Meyerson, acutely, laments that Bustos’s effort “will effectively freeze the party’s congressional delegation as is, delaying the legislative impact of the massive, and in large part generational movement of rank-and-file Democrats to the left.” That, Meyerson adds, amplifies “the potential vulnerabilities that often come with long incumbency: growing out of touch with rapidly transforming districts [which] will turn off many in the Democrats’ leftward-moving base.”
The fearful DCCC Democrats are, along with actually “freezing” the party’s Congressional incumbents in effect is also also conceptually freezing an electorate that – as we know, in Maryland and across the country – is actually trending progressive in important ways. The insurgents’ success in turning their signature issues -- like Medicare for All, cutting college costs and indebtedness, raising working-family incomes and the multiple benefits of the many- faceted Green New Deal -- from fringe notions to powerful near-term prospects shows where that electorate is going.
The job of political figures who take their roles seriously has always been educational – to bring their electorate along as they illustrate and demonstrate the pathways to better lives for individuals and the community. That’s what skilled politicians do, after skilled operatives have helped them get elected by measured educational practices. And, in turn, they learn from the electorate the edges of what they can accomplish, with a measured level of courage.
The DNC-DCCC circling of the wagons around incumbents actively depresses that informational-educational exchange, freezing both the incumbents and their view of the electorate in a little glass globe of politics-as-usual until it is shaken up, and turned upside down, by outside forces. The total mendacity of the Trump campaign did just that – in the short term. Democrats who cravenly coddle what they see as a Trump-addled electorate, however, won’t last. Trump’s carpet-bombed pack of lies soon enough shows itself as fantasy because of its stark contrast with the lives that people in those purple-ish districts continue to live, every day. If the elections consultant establishment – the one Meyerson worries about -- can’t gin up campaigns that billboard Trump’s failed promises in stark relief while effectively articulating the real solutions in Trump-addled communities – well, the newer cohort of political operatives, including many DSA members getting their spurs every day, may in effect primary the consultancy old guard as well.
Hillary didn’t lose because John Podesta’s emails got hacked – she lost because John Podesta was John Podesta.
Those purple-district voters don’t need, and will come to mistrust, incumbents who numbly agree with Trump. Incumbents who can’t – or won’t -- raise and defend the standard of proof in their own communities deserve to be ousted in primaries, and will be. It’s the progressives in the Democratic Party, learning reciprocally and actively with their communities and equipped with genuine solutions, who are in it for the long haul, with a long view to match.

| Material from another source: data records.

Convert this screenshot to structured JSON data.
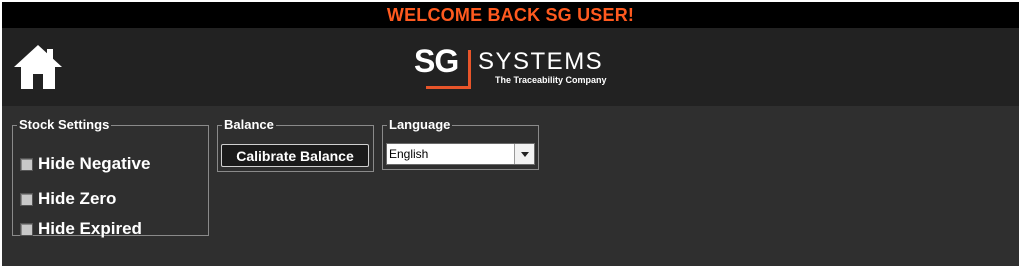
{
  "welcome": {
    "text": "WELCOME BACK SG USER!"
  },
  "header": {
    "home_icon": "home-icon",
    "logo": {
      "sg": "SG",
      "systems": "SYSTEMS",
      "tagline": "The Traceability Company"
    }
  },
  "stock_settings": {
    "legend": "Stock Settings",
    "options": [
      {
        "label": "Hide Negative",
        "checked": false
      },
      {
        "label": "Hide Zero",
        "checked": false
      },
      {
        "label": "Hide Expired",
        "checked": false
      }
    ]
  },
  "balance": {
    "legend": "Balance",
    "button_label": "Calibrate Balance"
  },
  "language": {
    "legend": "Language",
    "selected": "English"
  },
  "colors": {
    "accent": "#ff5a1f",
    "logo_accent": "#e8552a",
    "header_bg": "#222222",
    "panel_bg": "#2f2f2f",
    "top_bar_bg": "#000000"
  }
}
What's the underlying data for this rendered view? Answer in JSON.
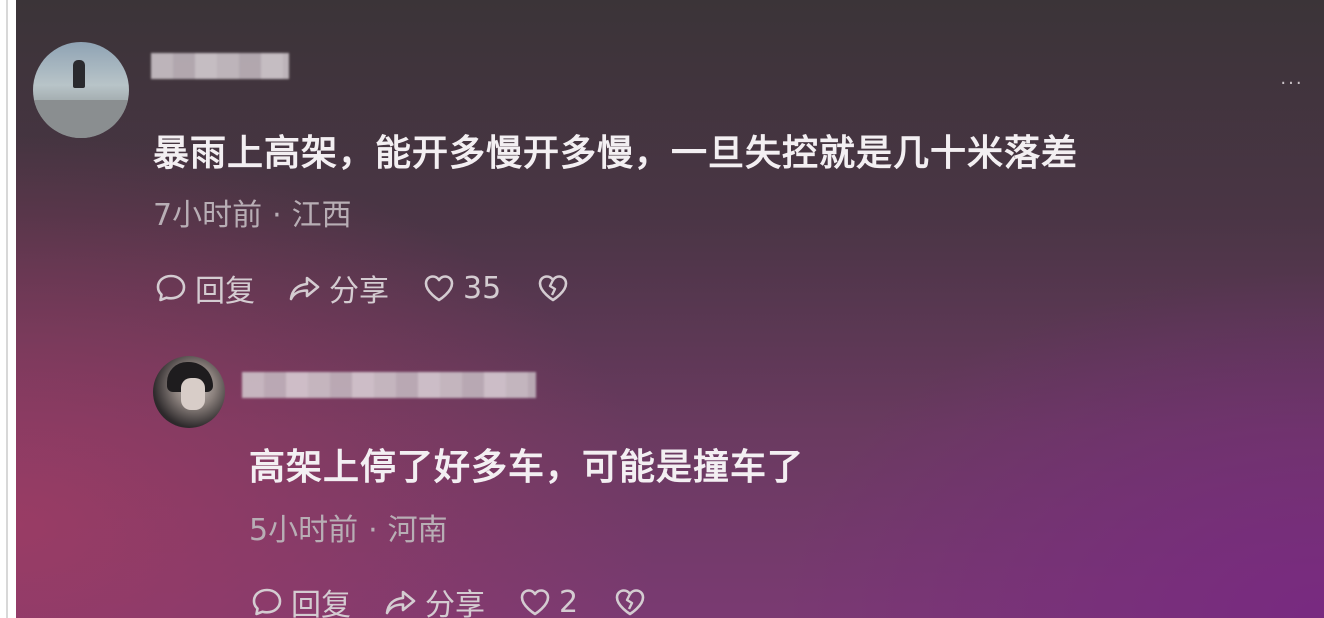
{
  "comments": [
    {
      "text": "暴雨上高架，能开多慢开多慢，一旦失控就是几十米落差",
      "time": "7小时前",
      "location": "江西",
      "reply_label": "回复",
      "share_label": "分享",
      "like_count": "35"
    },
    {
      "text": "高架上停了好多车，可能是撞车了",
      "time": "5小时前",
      "location": "河南",
      "reply_label": "回复",
      "share_label": "分享",
      "like_count": "2"
    }
  ],
  "meta_separator": "·",
  "more_icon": "···",
  "icons": [
    "more-icon",
    "comment-bubble-icon",
    "share-arrow-icon",
    "heart-icon",
    "broken-heart-icon"
  ],
  "colors": {
    "text": "#f3eff2",
    "meta": "#b8aeb5",
    "background_top": "#3b3438",
    "background_bottom": "#7a3a72"
  }
}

A version of this article was first published April 12 in the Progressive Maryland BlogSpace.